human folly in World War II: the sudden destruction of the Royal Navy aircraft
carrier HMS Glorious off the Norwegian coast in June 1940 by the German
battle-cruisers Scharnhorst and Gneisnau.
Loss of the Glorious. "Secret History" series on Channel 4. Producer: Barker House of Commons Hansard Debates for 28 Jan 1999 (pt 30)
28 Jan 1999 : Column 564 HMS Glorious-[Mr. Kevin Hughes.]
House of Commons Hansard Written Answers for 27 Jan 2000 (27 Jan 2000 : Column: 223W). DEFENCE. HMS Glorious. World Aircraft Carrier Lists and Photo Gallery - from 1913 to 2000. Naval History Information Center, Haze Gray & Underway Sturtivant, R & Ballance, T (1994). 'The Squadrons of the Fleet Air Arm' Published by Air Britain (Historians) Ltd, 1994 ISBN: 0 85130 223 8
The World’s Warships 1941 by Francis E. McMurtrie (1944). Jane's London 1941 1st ed.

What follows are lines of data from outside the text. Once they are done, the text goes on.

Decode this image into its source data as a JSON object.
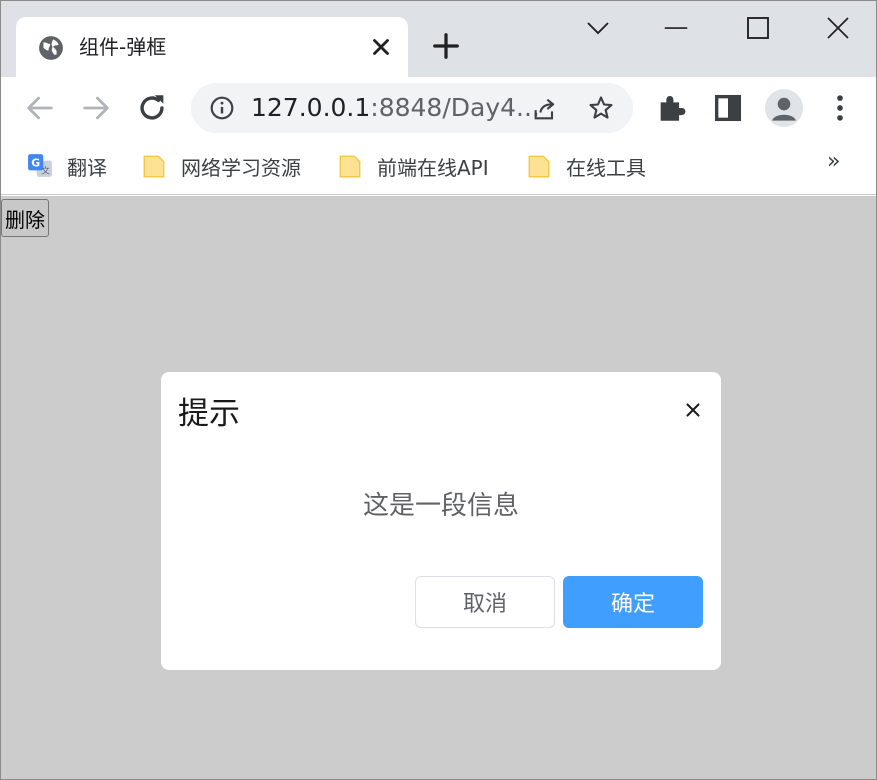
{
  "tab": {
    "title": "组件-弹框"
  },
  "omnibox": {
    "host": "127.0.0.1",
    "rest": ":8848/Day4..."
  },
  "bookmarks": [
    {
      "label": "翻译",
      "icon": "google-translate-icon"
    },
    {
      "label": "网络学习资源",
      "icon": "folder-icon"
    },
    {
      "label": "前端在线API",
      "icon": "folder-icon"
    },
    {
      "label": "在线工具",
      "icon": "folder-icon"
    }
  ],
  "bookmarks_more": "»",
  "page": {
    "delete_label": "删除"
  },
  "dialog": {
    "title": "提示",
    "message": "这是一段信息",
    "cancel_label": "取消",
    "ok_label": "确定"
  },
  "colors": {
    "primary": "#409eff",
    "overlay": "#cccccc",
    "tabstrip": "#dee1e6"
  }
}
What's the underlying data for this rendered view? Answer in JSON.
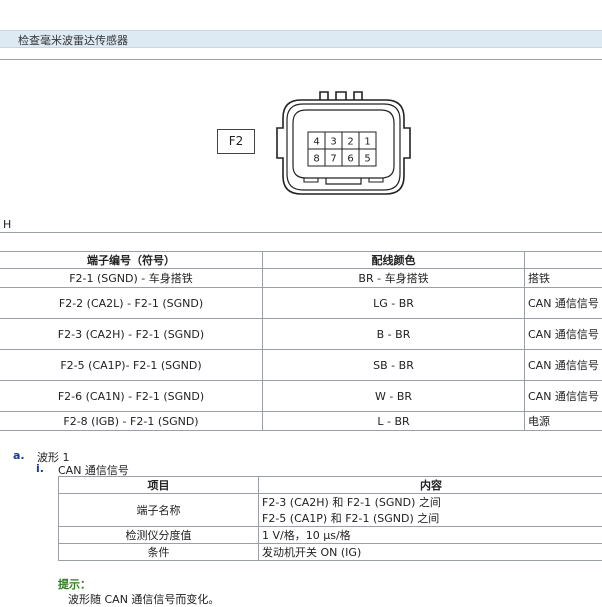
{
  "section": {
    "title": "检查毫米波雷达传感器"
  },
  "connector": {
    "label": "F2",
    "pins_top": [
      "4",
      "3",
      "2",
      "1"
    ],
    "pins_bottom": [
      "8",
      "7",
      "6",
      "5"
    ]
  },
  "view_label": "H",
  "terminal_table": {
    "headers": [
      "端子编号（符号）",
      "配线颜色",
      ""
    ],
    "rows": [
      {
        "terminal": "F2-1 (SGND) - 车身搭铁",
        "wire": "BR - 车身搭铁",
        "desc": "搭铁"
      },
      {
        "terminal": "F2-2 (CA2L) - F2-1 (SGND)",
        "wire": "LG - BR",
        "desc": "CAN 通信信号"
      },
      {
        "terminal": "F2-3 (CA2H) - F2-1 (SGND)",
        "wire": "B - BR",
        "desc": "CAN 通信信号"
      },
      {
        "terminal": "F2-5 (CA1P)- F2-1 (SGND)",
        "wire": "SB - BR",
        "desc": "CAN 通信信号"
      },
      {
        "terminal": "F2-6 (CA1N) - F2-1 (SGND)",
        "wire": "W - BR",
        "desc": "CAN 通信信号"
      },
      {
        "terminal": "F2-8 (IGB) - F2-1 (SGND)",
        "wire": "L - BR",
        "desc": "电源"
      }
    ]
  },
  "list": {
    "a_num": "a.",
    "a_text": "波形 1",
    "i_num": "i.",
    "i_text": "CAN 通信信号"
  },
  "waveform_table": {
    "headers": [
      "项目",
      "内容"
    ],
    "rows": [
      {
        "item": "端子名称",
        "content": [
          "F2-3 (CA2H) 和 F2-1 (SGND) 之间",
          "F2-5 (CA1P) 和 F2-1 (SGND) 之间"
        ]
      },
      {
        "item": "检测仪分度值",
        "content": [
          "1 V/格，10 μs/格"
        ]
      },
      {
        "item": "条件",
        "content": [
          "发动机开关 ON (IG)"
        ]
      }
    ]
  },
  "hint": {
    "title": "提示：",
    "text": "波形随 CAN 通信信号而变化。"
  }
}
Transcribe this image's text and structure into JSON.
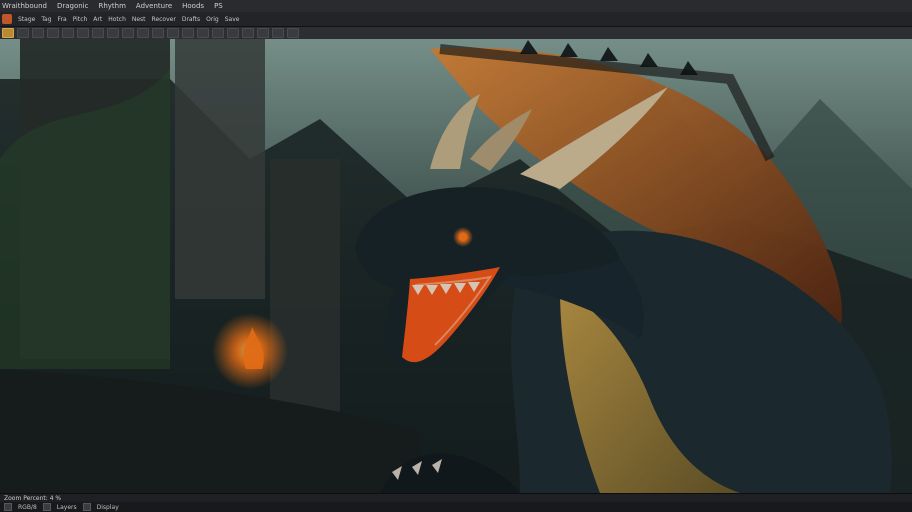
{
  "menubar": {
    "items": [
      "Wraithbound",
      "Dragonic",
      "Rhythm",
      "Adventure",
      "Hoods",
      "PS"
    ]
  },
  "toolbar": {
    "app_logo_icon": "photoshop-logo-icon",
    "items": [
      "Stage",
      "Tag",
      "Fra",
      "Pitch",
      "Art",
      "Hotch",
      "Nest",
      "Recover",
      "Drafts",
      "Orig",
      "Save"
    ]
  },
  "optionsbar": {
    "tool_icons": [
      "move-icon",
      "marquee-icon",
      "lasso-icon",
      "crop-icon",
      "eyedropper-icon",
      "brush-icon",
      "stamp-icon",
      "eraser-icon",
      "gradient-icon",
      "blur-icon",
      "dodge-icon",
      "pen-icon",
      "text-icon",
      "path-icon",
      "shape-icon",
      "hand-icon",
      "zoom-icon",
      "fg-bg-icon",
      "mask-icon",
      "screen-mode-icon"
    ]
  },
  "canvas": {
    "image_label": "Dragon artwork (digital painting)",
    "colors": {
      "eye": "#ff7a1a",
      "fire": "#ff5a1a",
      "scales": "#1f2e35",
      "wing": "#b45b1f"
    }
  },
  "statusbar": {
    "text": "Zoom Percent: 4 %"
  },
  "bottombar": {
    "items": [
      "RGB/8",
      "Layers",
      "Display"
    ]
  }
}
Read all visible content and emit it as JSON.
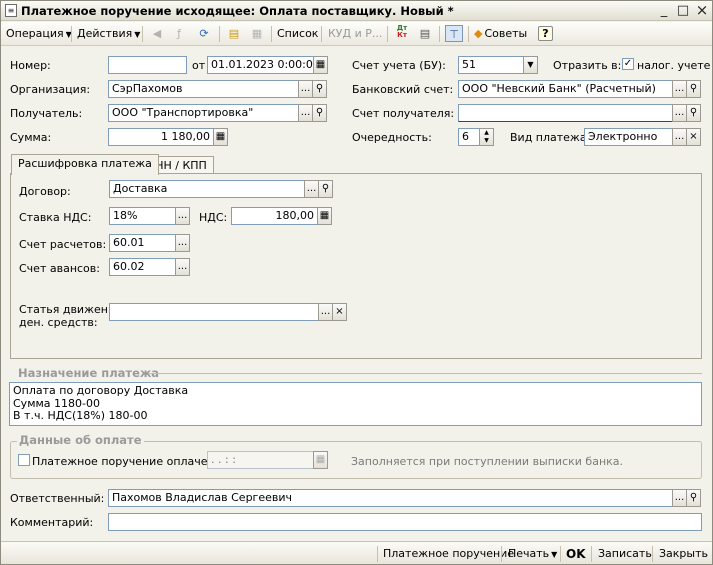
{
  "window": {
    "title": "Платежное поручение исходящее: Оплата поставщику. Новый *",
    "controls": {
      "minimize": "_",
      "maximize": "□",
      "close": "×"
    }
  },
  "toolbar": {
    "operation": "Операция",
    "actions": "Действия",
    "list": "Список",
    "kudir": "КУД и Р...",
    "dt_kt_top": "Дт",
    "dt_kt_bottom": "Кт",
    "advice": "Советы",
    "help": "?"
  },
  "form": {
    "number_label": "Номер:",
    "number_value": "",
    "date_label": "от",
    "date_value": "01.01.2023  0:00:00",
    "account_bu_label": "Счет учета (БУ):",
    "account_bu_value": "51",
    "reflect_label": "Отразить в:",
    "tax_label": "налог. учете",
    "tax_checked": "✓",
    "org_label": "Организация:",
    "org_value": "СэрПахомов",
    "bank_account_label": "Банковский счет:",
    "bank_account_value": "ООО \"Невский Банк\" (Расчетный)",
    "recipient_label": "Получатель:",
    "recipient_value": "ООО \"Транспортировка\"",
    "recipient_account_label": "Счет получателя:",
    "recipient_account_value": "",
    "sum_label": "Сумма:",
    "sum_value": "1 180,00",
    "priority_label": "Очередность:",
    "priority_value": "6",
    "payment_type_label": "Вид платежа:",
    "payment_type_value": "Электронно"
  },
  "tabs": [
    {
      "label": "Расшифровка платежа",
      "active": true
    },
    {
      "label": "ИНН / КПП",
      "active": false
    }
  ],
  "breakdown": {
    "contract_label": "Договор:",
    "contract_value": "Доставка",
    "vat_rate_label": "Ставка НДС:",
    "vat_rate_value": "18%",
    "vat_label": "НДС:",
    "vat_value": "180,00",
    "settlement_label": "Счет расчетов:",
    "settlement_value": "60.01",
    "advance_label": "Счет авансов:",
    "advance_value": "60.02",
    "cashflow_label_1": "Статья движения",
    "cashflow_label_2": "ден. средств:",
    "cashflow_value": ""
  },
  "purpose": {
    "title": "Назначение платежа",
    "lines": [
      "Оплата по договору Доставка",
      "Сумма 1180-00",
      "В т.ч. НДС(18%) 180-00"
    ]
  },
  "payment": {
    "title": "Данные об оплате",
    "paid_label": "Платежное поручение оплачено:",
    "paid_date": " .  .      :  :",
    "hint": "Заполняется при поступлении выписки банка."
  },
  "footer_fields": {
    "responsible_label": "Ответственный:",
    "responsible_value": "Пахомов Владислав Сергеевич",
    "comment_label": "Комментарий:",
    "comment_value": ""
  },
  "bottom": {
    "payment_order": "Платежное поручение",
    "print": "Печать",
    "ok": "OK",
    "save": "Записать",
    "close": "Закрыть"
  },
  "icons": {
    "select": "...",
    "search": "magnifier-icon",
    "calendar": "calendar-icon",
    "calculator": "calculator-icon",
    "clear": "×"
  },
  "colors": {
    "field_border": "#7f9db9",
    "required_underline": "#e00000",
    "section_title": "#9a9a9a"
  }
}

Jane's Fighting Ships of World War II by Francis E. McMurtrie (Editor)(1984). 320 pages. Crescent Books; ISBN: 0517679639